(Beginning of Given records)
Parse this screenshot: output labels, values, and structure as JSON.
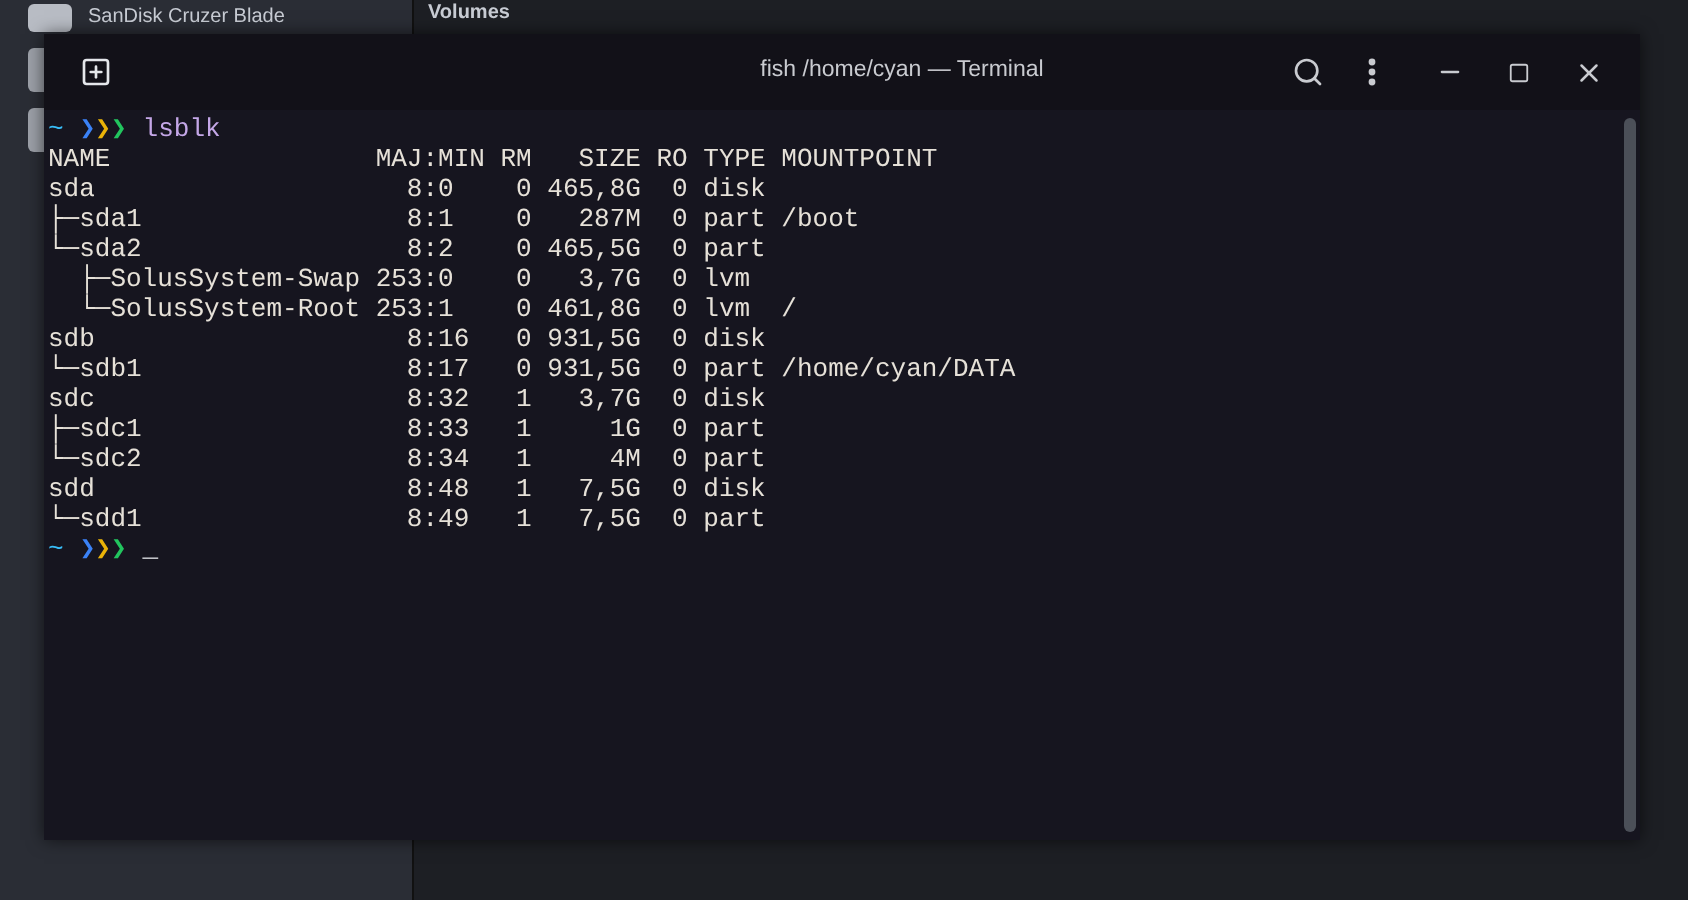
{
  "background_window": {
    "device_item": "SanDisk Cruzer Blade",
    "section_heading": "Volumes"
  },
  "terminal": {
    "title": "fish /home/cyan — Terminal",
    "lines": [
      {
        "kind": "prompt",
        "cwd": "~",
        "arrows": [
          {
            "glyph": "❯",
            "color": "#3b82f6"
          },
          {
            "glyph": "❯",
            "color": "#eab308"
          },
          {
            "glyph": "❯",
            "color": "#22c55e"
          }
        ],
        "command": "lsblk"
      },
      {
        "kind": "output",
        "text": "NAME                 MAJ:MIN RM   SIZE RO TYPE MOUNTPOINT"
      },
      {
        "kind": "output",
        "text": "sda                    8:0    0 465,8G  0 disk"
      },
      {
        "kind": "output",
        "text": "├─sda1                 8:1    0   287M  0 part /boot"
      },
      {
        "kind": "output",
        "text": "└─sda2                 8:2    0 465,5G  0 part"
      },
      {
        "kind": "output",
        "text": "  ├─SolusSystem-Swap 253:0    0   3,7G  0 lvm"
      },
      {
        "kind": "output",
        "text": "  └─SolusSystem-Root 253:1    0 461,8G  0 lvm  /"
      },
      {
        "kind": "output",
        "text": "sdb                    8:16   0 931,5G  0 disk"
      },
      {
        "kind": "output",
        "text": "└─sdb1                 8:17   0 931,5G  0 part /home/cyan/DATA"
      },
      {
        "kind": "output",
        "text": "sdc                    8:32   1   3,7G  0 disk"
      },
      {
        "kind": "output",
        "text": "├─sdc1                 8:33   1     1G  0 part"
      },
      {
        "kind": "output",
        "text": "└─sdc2                 8:34   1     4M  0 part"
      },
      {
        "kind": "output",
        "text": "sdd                    8:48   1   7,5G  0 disk"
      },
      {
        "kind": "output",
        "text": "└─sdd1                 8:49   1   7,5G  0 part"
      },
      {
        "kind": "prompt",
        "cwd": "~",
        "arrows": [
          {
            "glyph": "❯",
            "color": "#3b82f6"
          },
          {
            "glyph": "❯",
            "color": "#eab308"
          },
          {
            "glyph": "❯",
            "color": "#22c55e"
          }
        ],
        "cursor": "_"
      }
    ]
  }
}
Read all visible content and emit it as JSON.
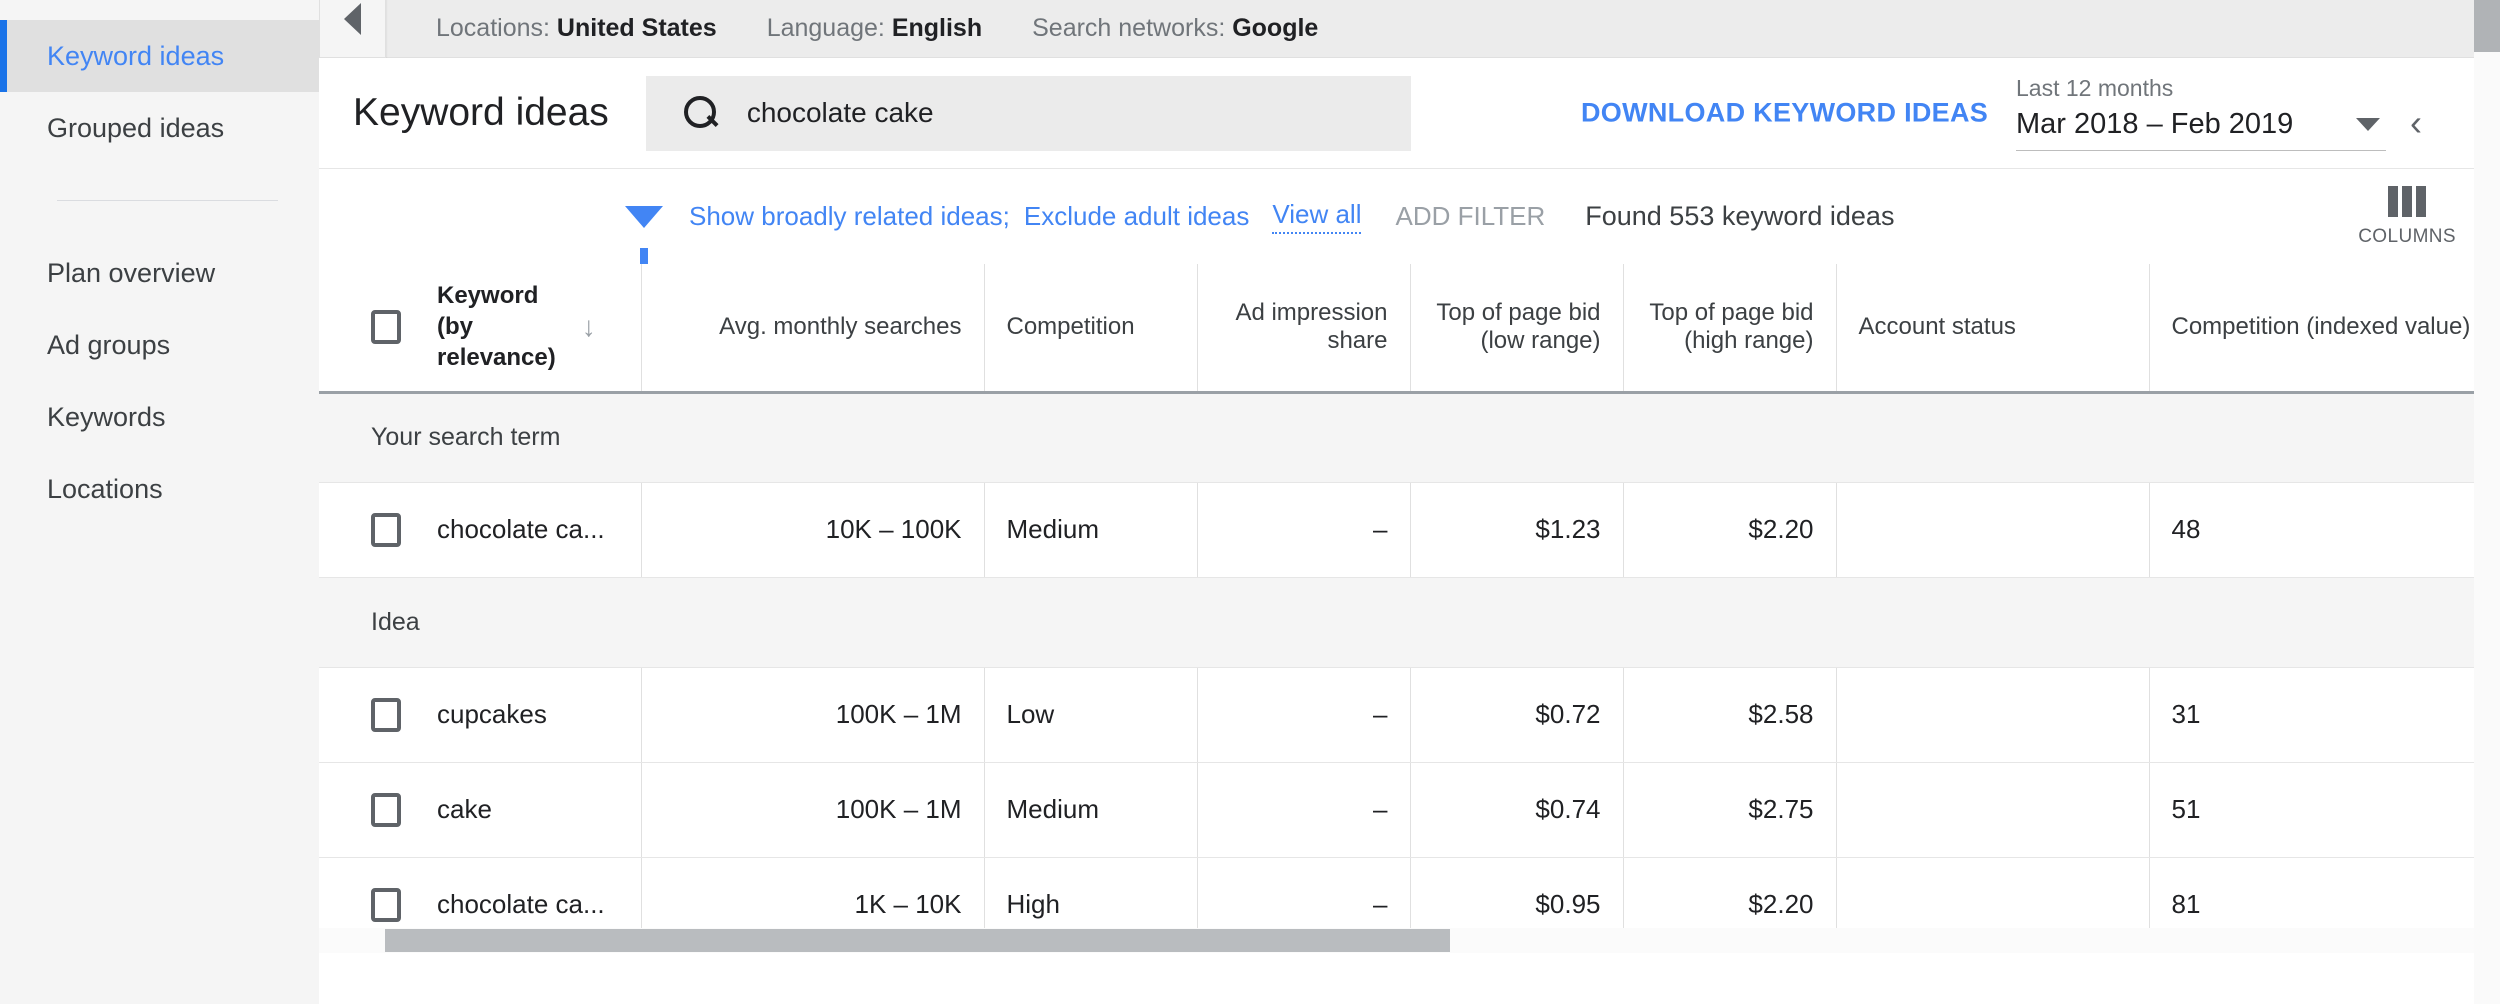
{
  "sidebar": {
    "items": [
      {
        "label": "Keyword ideas",
        "active": true
      },
      {
        "label": "Grouped ideas",
        "active": false
      },
      {
        "label": "Plan overview",
        "active": false
      },
      {
        "label": "Ad groups",
        "active": false
      },
      {
        "label": "Keywords",
        "active": false
      },
      {
        "label": "Locations",
        "active": false
      }
    ]
  },
  "topbar": {
    "collapse_icon": "triangle-left-icon",
    "settings": [
      {
        "label": "Locations:",
        "value": "United States"
      },
      {
        "label": "Language:",
        "value": "English"
      },
      {
        "label": "Search networks:",
        "value": "Google"
      }
    ]
  },
  "header": {
    "title": "Keyword ideas",
    "search": {
      "icon": "search-icon",
      "value": "chocolate cake",
      "placeholder": ""
    },
    "download_label": "DOWNLOAD KEYWORD IDEAS",
    "date_range": {
      "preset": "Last 12 months",
      "value": "Mar 2018 – Feb 2019",
      "dropdown_icon": "caret-down-icon",
      "collapse_icon": "chevron-left-icon"
    }
  },
  "filters": {
    "funnel_icon": "filter-funnel-icon",
    "chips": [
      "Show broadly related ideas;",
      "Exclude adult ideas"
    ],
    "view_all": "View all",
    "add_filter": "ADD FILTER",
    "found": "Found 553 keyword ideas",
    "columns": {
      "icon": "columns-icon",
      "label": "COLUMNS"
    }
  },
  "table": {
    "sort_icon": "arrow-down-icon",
    "select_all_checkbox": "checkbox-unchecked",
    "columns": [
      "Keyword (by relevance)",
      "Avg. monthly searches",
      "Competition",
      "Ad impression share",
      "Top of page bid (low range)",
      "Top of page bid (high range)",
      "Account status",
      "Competition (indexed value)"
    ],
    "keyword_header_lines": [
      "Keyword",
      "(by",
      "relevance)"
    ],
    "groups": [
      {
        "title": "Your search term",
        "rows": [
          {
            "keyword": "chocolate ca...",
            "avg_monthly_searches": "10K – 100K",
            "competition": "Medium",
            "ad_impression_share": "–",
            "bid_low": "$1.23",
            "bid_high": "$2.20",
            "account_status": "",
            "competition_index": "48"
          }
        ]
      },
      {
        "title": "Idea",
        "rows": [
          {
            "keyword": "cupcakes",
            "avg_monthly_searches": "100K – 1M",
            "competition": "Low",
            "ad_impression_share": "–",
            "bid_low": "$0.72",
            "bid_high": "$2.58",
            "account_status": "",
            "competition_index": "31"
          },
          {
            "keyword": "cake",
            "avg_monthly_searches": "100K – 1M",
            "competition": "Medium",
            "ad_impression_share": "–",
            "bid_low": "$0.74",
            "bid_high": "$2.75",
            "account_status": "",
            "competition_index": "51"
          },
          {
            "keyword": "chocolate ca...",
            "avg_monthly_searches": "1K – 10K",
            "competition": "High",
            "ad_impression_share": "–",
            "bid_low": "$0.95",
            "bid_high": "$2.20",
            "account_status": "",
            "competition_index": "81"
          }
        ]
      }
    ]
  },
  "colors": {
    "accent_blue": "#4285f4",
    "active_blue": "#1a73e8",
    "sidebar_bg": "#f5f5f5",
    "topbar_bg": "#ececec",
    "text_primary": "#202124",
    "text_secondary": "#70757a"
  }
}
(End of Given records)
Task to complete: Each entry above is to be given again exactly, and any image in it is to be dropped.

Answer for the task:
Parse this screenshot: output labels, values, and structure as JSON.
{
  "background_window": {
    "device_item": "SanDisk Cruzer Blade",
    "section_heading": "Volumes"
  },
  "terminal": {
    "title": "fish /home/cyan — Terminal",
    "lines": [
      {
        "kind": "prompt",
        "cwd": "~",
        "arrows": [
          {
            "glyph": "❯",
            "color": "#3b82f6"
          },
          {
            "glyph": "❯",
            "color": "#eab308"
          },
          {
            "glyph": "❯",
            "color": "#22c55e"
          }
        ],
        "command": "lsblk"
      },
      {
        "kind": "output",
        "text": "NAME                 MAJ:MIN RM   SIZE RO TYPE MOUNTPOINT"
      },
      {
        "kind": "output",
        "text": "sda                    8:0    0 465,8G  0 disk"
      },
      {
        "kind": "output",
        "text": "├─sda1                 8:1    0   287M  0 part /boot"
      },
      {
        "kind": "output",
        "text": "└─sda2                 8:2    0 465,5G  0 part"
      },
      {
        "kind": "output",
        "text": "  ├─SolusSystem-Swap 253:0    0   3,7G  0 lvm"
      },
      {
        "kind": "output",
        "text": "  └─SolusSystem-Root 253:1    0 461,8G  0 lvm  /"
      },
      {
        "kind": "output",
        "text": "sdb                    8:16   0 931,5G  0 disk"
      },
      {
        "kind": "output",
        "text": "└─sdb1                 8:17   0 931,5G  0 part /home/cyan/DATA"
      },
      {
        "kind": "output",
        "text": "sdc                    8:32   1   3,7G  0 disk"
      },
      {
        "kind": "output",
        "text": "├─sdc1                 8:33   1     1G  0 part"
      },
      {
        "kind": "output",
        "text": "└─sdc2                 8:34   1     4M  0 part"
      },
      {
        "kind": "output",
        "text": "sdd                    8:48   1   7,5G  0 disk"
      },
      {
        "kind": "output",
        "text": "└─sdd1                 8:49   1   7,5G  0 part"
      },
      {
        "kind": "prompt",
        "cwd": "~",
        "arrows": [
          {
            "glyph": "❯",
            "color": "#3b82f6"
          },
          {
            "glyph": "❯",
            "color": "#eab308"
          },
          {
            "glyph": "❯",
            "color": "#22c55e"
          }
        ],
        "cursor": "_"
      }
    ]
  }
}
Read all visible content and emit it as JSON.
{
  "sidebar": {
    "items": [
      {
        "label": "Keyword ideas",
        "active": true
      },
      {
        "label": "Grouped ideas",
        "active": false
      },
      {
        "label": "Plan overview",
        "active": false
      },
      {
        "label": "Ad groups",
        "active": false
      },
      {
        "label": "Keywords",
        "active": false
      },
      {
        "label": "Locations",
        "active": false
      }
    ]
  },
  "topbar": {
    "collapse_icon": "triangle-left-icon",
    "settings": [
      {
        "label": "Locations:",
        "value": "United States"
      },
      {
        "label": "Language:",
        "value": "English"
      },
      {
        "label": "Search networks:",
        "value": "Google"
      }
    ]
  },
  "header": {
    "title": "Keyword ideas",
    "search": {
      "icon": "search-icon",
      "value": "chocolate cake",
      "placeholder": ""
    },
    "download_label": "DOWNLOAD KEYWORD IDEAS",
    "date_range": {
      "preset": "Last 12 months",
      "value": "Mar 2018 – Feb 2019",
      "dropdown_icon": "caret-down-icon",
      "collapse_icon": "chevron-left-icon"
    }
  },
  "filters": {
    "funnel_icon": "filter-funnel-icon",
    "chips": [
      "Show broadly related ideas;",
      "Exclude adult ideas"
    ],
    "view_all": "View all",
    "add_filter": "ADD FILTER",
    "found": "Found 553 keyword ideas",
    "columns": {
      "icon": "columns-icon",
      "label": "COLUMNS"
    }
  },
  "table": {
    "sort_icon": "arrow-down-icon",
    "select_all_checkbox": "checkbox-unchecked",
    "columns": [
      "Keyword (by relevance)",
      "Avg. monthly searches",
      "Competition",
      "Ad impression share",
      "Top of page bid (low range)",
      "Top of page bid (high range)",
      "Account status",
      "Competition (indexed value)"
    ],
    "keyword_header_lines": [
      "Keyword",
      "(by",
      "relevance)"
    ],
    "groups": [
      {
        "title": "Your search term",
        "rows": [
          {
            "keyword": "chocolate ca...",
            "avg_monthly_searches": "10K – 100K",
            "competition": "Medium",
            "ad_impression_share": "–",
            "bid_low": "$1.23",
            "bid_high": "$2.20",
            "account_status": "",
            "competition_index": "48"
          }
        ]
      },
      {
        "title": "Idea",
        "rows": [
          {
            "keyword": "cupcakes",
            "avg_monthly_searches": "100K – 1M",
            "competition": "Low",
            "ad_impression_share": "–",
            "bid_low": "$0.72",
            "bid_high": "$2.58",
            "account_status": "",
            "competition_index": "31"
          },
          {
            "keyword": "cake",
            "avg_monthly_searches": "100K – 1M",
            "competition": "Medium",
            "ad_impression_share": "–",
            "bid_low": "$0.74",
            "bid_high": "$2.75",
            "account_status": "",
            "competition_index": "51"
          },
          {
            "keyword": "chocolate ca...",
            "avg_monthly_searches": "1K – 10K",
            "competition": "High",
            "ad_impression_share": "–",
            "bid_low": "$0.95",
            "bid_high": "$2.20",
            "account_status": "",
            "competition_index": "81"
          }
        ]
      }
    ]
  },
  "colors": {
    "accent_blue": "#4285f4",
    "active_blue": "#1a73e8",
    "sidebar_bg": "#f5f5f5",
    "topbar_bg": "#ececec",
    "text_primary": "#202124",
    "text_secondary": "#70757a"
  }
}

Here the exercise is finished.